have shed additional light on what Creation may have been
like. Imagine if you can, nothing at all! This is the primordial
vacuum of space. There is complete darkness here, no light
yet exists. The number of dimensions to space was probably
not the normal 3 that we are so accustomed to but may have
been as high as 11 according to Supergravity theory! In this
infinite emptiness, random fluctuations occurred that ever
so slightly changed the energy of the vacuum at various points
in space. Eventually, one of these fluctuations attained a
critical energy and began to grow. As it grew, very massive
particles called leptoquarks and anti-leptoquarks were created,
causing the expansion to accelerate. This is much like a ball
rolling down a hill that moves slowly at first and then gains
momentum. The expansion of the proto-universe, in turn, caused
still more leptoquarks to be created. This furious cycle continued
until, at long last, the leptoquarks decayed into quarks,
leptons (electrons, muons etc) and their anti-particles and
the universe emerged from the Planck Era. Particle creation
stopped once the fluctuations in the geometry of space subsided.
So, we are left
with the remarkable possibility that, in the beginning, there
ex isted quite literally, nothing at all and from it emerged
nearly all of the matter and radiation that we now see. This
process has been described by the physicist Frank Wilczyk
at the University of California, Santa Barbara by saying,
" The reason that there is something instead of nothing
is that nothing is unstable". A ball sitting on the summit
of a steep hill needs but the slightest tap to set it in motion.
A random fluctuation in space was apparently all that was
required to unleash the incredable latent energy of the vacuum,
thus creating matter and energy and an expanding universe
from 'nothing at all'.
did not spring into being instantaneously but was created
a little bit at a time in a 'bootstrap' process. Once a few
particles were created by quantum fluctuations of the empty
vacuum, it became easier for a few more to appear and so,
in a rapidly escalating process, the universe gushed forth
How long did
this take? The primordial vacuum could have existed for an
eternity before the particular fluctuation that gave rise
to our universe happened.

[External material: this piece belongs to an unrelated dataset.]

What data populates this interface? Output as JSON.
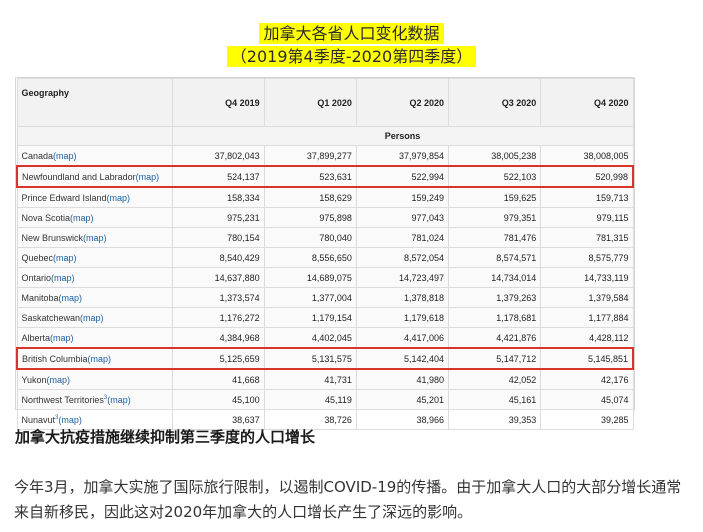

Physicist Edward Tryon expresses
this best by saying that " Our universe is simply one
of those things that happens from time to time".
of Quantum Gravity may ultimatly force us to reconsider questions
like 'What happened before the Big Bang?' because they imply
the existence of something (time) that may not have any meaning
at all. These questions may be as empty of meaning as an explorer
on the north pole asking, 'Which way is North?'. Only the
complete theory of Quantum Gravity may tell us how to ask
the right questions!